Linebacker Mychal Kendricks’s name came up as a trade candidate at various points in the last few months, but coach Chip Kelly insists that Kendricks won’t be joining the exodus out of Philadelphia.
“Mike Kendricks is not going anywhere. I can tell you that right now. You can write that down in ink, not pencil. Mike’s not going anywhere,” Kelly said, via the Philadelphia Daily News.
Kendricks said that he didn’t spend much time worrying about what might happen, but that he’s “glad to be here” and that thoughts about what will happen after his contract expires at the end of the season will wait until after the season. Kendricks, Kiko Alonso and DeMeco Ryans will be the top inside linebackers in Philly this season and Kendricks says they’re “just rotating” during practices right now.
The only sure thing about training camp is that players will be injured. We just don’t know when and whom and what body part and how long they’ll be out.
Today, the when and whom point to Jets defensive lineman Muhammad Wilkerson. Via Rich Cimini of ESPN.com, Wilkerson left practice on Sunday. After practice, coach Todd Bowles said Wilkerson tweaked his hamstring.
Wilkerson, in the option year of a rookie contract signed in 2011, wants a new deal. His leverage has increased in recent weeks with the four-game suspension and then the arrest of Sheldon Richardson.
Wilkerson’s leverage could plummet if his injury is anything other than a short-term problem.
For months, Patriots fans have targeted NFL V.P. of game operations Mike Kensil as one of the instigators of #DeflateGate. In recent days, Kensil’s name has resurfaced as one of the “main sources” for ESPN’s false 11-of-12-footballs-at-two-pounds-under-12.5-PSI report.

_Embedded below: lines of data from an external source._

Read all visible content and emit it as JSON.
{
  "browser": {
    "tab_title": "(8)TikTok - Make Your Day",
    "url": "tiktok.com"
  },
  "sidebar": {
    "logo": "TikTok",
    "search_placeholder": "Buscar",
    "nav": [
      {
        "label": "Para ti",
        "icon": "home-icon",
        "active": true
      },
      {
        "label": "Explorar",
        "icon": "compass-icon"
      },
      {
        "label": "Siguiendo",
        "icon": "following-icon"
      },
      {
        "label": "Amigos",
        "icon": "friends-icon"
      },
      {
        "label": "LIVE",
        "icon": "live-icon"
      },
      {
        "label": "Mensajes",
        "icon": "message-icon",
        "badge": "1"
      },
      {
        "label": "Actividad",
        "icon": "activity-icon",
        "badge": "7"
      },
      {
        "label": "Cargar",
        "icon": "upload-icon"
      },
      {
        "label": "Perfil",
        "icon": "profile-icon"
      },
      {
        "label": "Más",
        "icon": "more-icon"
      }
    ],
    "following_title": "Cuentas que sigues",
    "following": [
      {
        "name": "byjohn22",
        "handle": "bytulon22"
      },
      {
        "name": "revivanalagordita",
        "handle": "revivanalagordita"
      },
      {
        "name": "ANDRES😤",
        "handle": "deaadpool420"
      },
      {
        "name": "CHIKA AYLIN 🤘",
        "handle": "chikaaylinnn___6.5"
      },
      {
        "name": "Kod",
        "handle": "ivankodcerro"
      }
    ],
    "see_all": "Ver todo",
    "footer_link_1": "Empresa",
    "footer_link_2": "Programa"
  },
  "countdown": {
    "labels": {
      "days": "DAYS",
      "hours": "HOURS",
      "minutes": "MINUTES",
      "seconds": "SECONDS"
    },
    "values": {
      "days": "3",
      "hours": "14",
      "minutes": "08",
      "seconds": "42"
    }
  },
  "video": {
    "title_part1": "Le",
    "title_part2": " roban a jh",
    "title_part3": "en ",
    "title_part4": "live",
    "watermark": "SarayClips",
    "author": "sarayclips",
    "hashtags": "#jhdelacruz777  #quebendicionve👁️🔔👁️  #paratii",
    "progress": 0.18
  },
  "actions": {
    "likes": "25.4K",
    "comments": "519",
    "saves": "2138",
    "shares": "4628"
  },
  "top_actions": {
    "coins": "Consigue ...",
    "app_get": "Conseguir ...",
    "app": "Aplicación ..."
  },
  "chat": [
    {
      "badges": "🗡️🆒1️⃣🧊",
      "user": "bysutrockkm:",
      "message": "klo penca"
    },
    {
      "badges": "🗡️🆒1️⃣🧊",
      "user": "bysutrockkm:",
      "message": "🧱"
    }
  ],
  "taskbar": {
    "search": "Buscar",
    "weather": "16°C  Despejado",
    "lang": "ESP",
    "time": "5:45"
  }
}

Today, plenty of readers have passed along a link to the NFL Operations website that lists “the NFL Ops team” — and that doesn’t include Kensil. Listed instead are executive V.P. of football operations Troy Vincent, senior V.P. of football operations Dave Gardi, V.P. of officiating Dean Blandino, senior director of officiating Al Riveron, and director of football development Matt Birk.
According to the NFL, there has been no change in Kensil’s status.
“He was never on that page in the first place,” league spokesman Brian McCarthy told PFT via email on Sunday.
None of this will keep Patriots fans from continuing to insist that whoever leaked false information to ESPN, whether Kensil or someone else or multiple people, be rooted out and disciplined.
The feeling around the Panthers was that the knee injury suffered by wide receiver Stephen Hill on Saturday was a serious one and those feelings were proven correct on Sunday.
Assistant head coach Steve Wilks, who is filling in for Ron Rivera this weekend while Rivera is attending his brother’s funeral, announced that Hill tore his ACL. The team placed Hill on waivers with the injured designation, which means he’ll be placed on injured reserve for the team if he clears waivers.
“It’s tough anytime you lose a player,” Wilks said, via the team’s website. “We’re just praying that Stephen has a quick recovery, and we’ll move forward.”
Hill was a second-round pick by the Jets in 2012 and caught 45 passes in two years with the team before joining the Panthers practice squad last season. Hill’s issues with drops hastened his exit from the Jets, but the Panthers were hopeful that his size and speed would help them this season.
The Panthers signed undrafted rookie wide receiver Paul Browning.
The Seahawks and Lions have reportedly hooked up for a trade that adds a cornerback to the mix in Seattle.
Seisay was an undrafted rookie last season and initially made the Lions practice squad before getting a spot on the 53-man roster in September. He played in 13 games and made five tackles for Detroit. The Lions presumably didn’t feel he had a great chance of making the roster again this year after drafting two corners to go with free agent additions Josh Wilson and Chris Owens.
Seisay will now compete with Will Blackmon, Marcus Burley, Tye Smith and, once healthy, Tharold Simon in a group topped by Richard Sherman and Cary Williams. At 6’2″ and 200 pounds, Seisay has the kind of size the Seahawks have liked at corner in recent years.